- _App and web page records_
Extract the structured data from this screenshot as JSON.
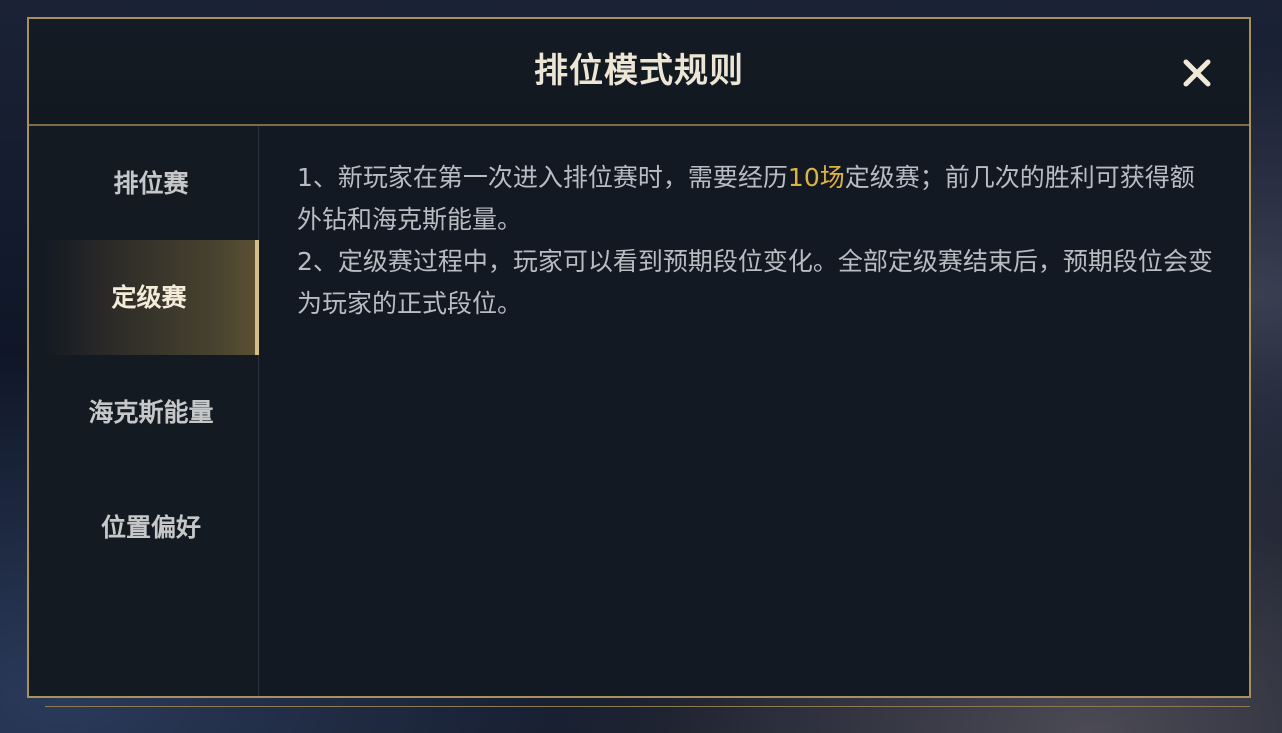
{
  "dialog": {
    "title": "排位模式规则",
    "close_icon": "close-icon"
  },
  "sidebar": {
    "items": [
      {
        "label": "排位赛",
        "active": false
      },
      {
        "label": "定级赛",
        "active": true
      },
      {
        "label": "海克斯能量",
        "active": false
      },
      {
        "label": "位置偏好",
        "active": false
      }
    ]
  },
  "content": {
    "paragraphs": [
      {
        "before": "1、新玩家在第一次进入排位赛时，需要经历",
        "highlight": "10场",
        "after": "定级赛；前几次的胜利可获得额外钻和海克斯能量。"
      },
      {
        "text": "2、定级赛过程中，玩家可以看到预期段位变化。全部定级赛结束后，预期段位会变为玩家的正式段位。"
      }
    ]
  },
  "colors": {
    "accent_gold": "#a8915e",
    "highlight": "#e0b43b",
    "panel_bg": "#121923",
    "text": "#b9bcc1",
    "title_text": "#ede6d4"
  }
}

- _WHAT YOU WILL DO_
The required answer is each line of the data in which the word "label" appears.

- _WRITTEN ANSWER_
        "label": "排位赛",
        "label": "定级赛",
        "label": "海克斯能量",
        "label": "位置偏好",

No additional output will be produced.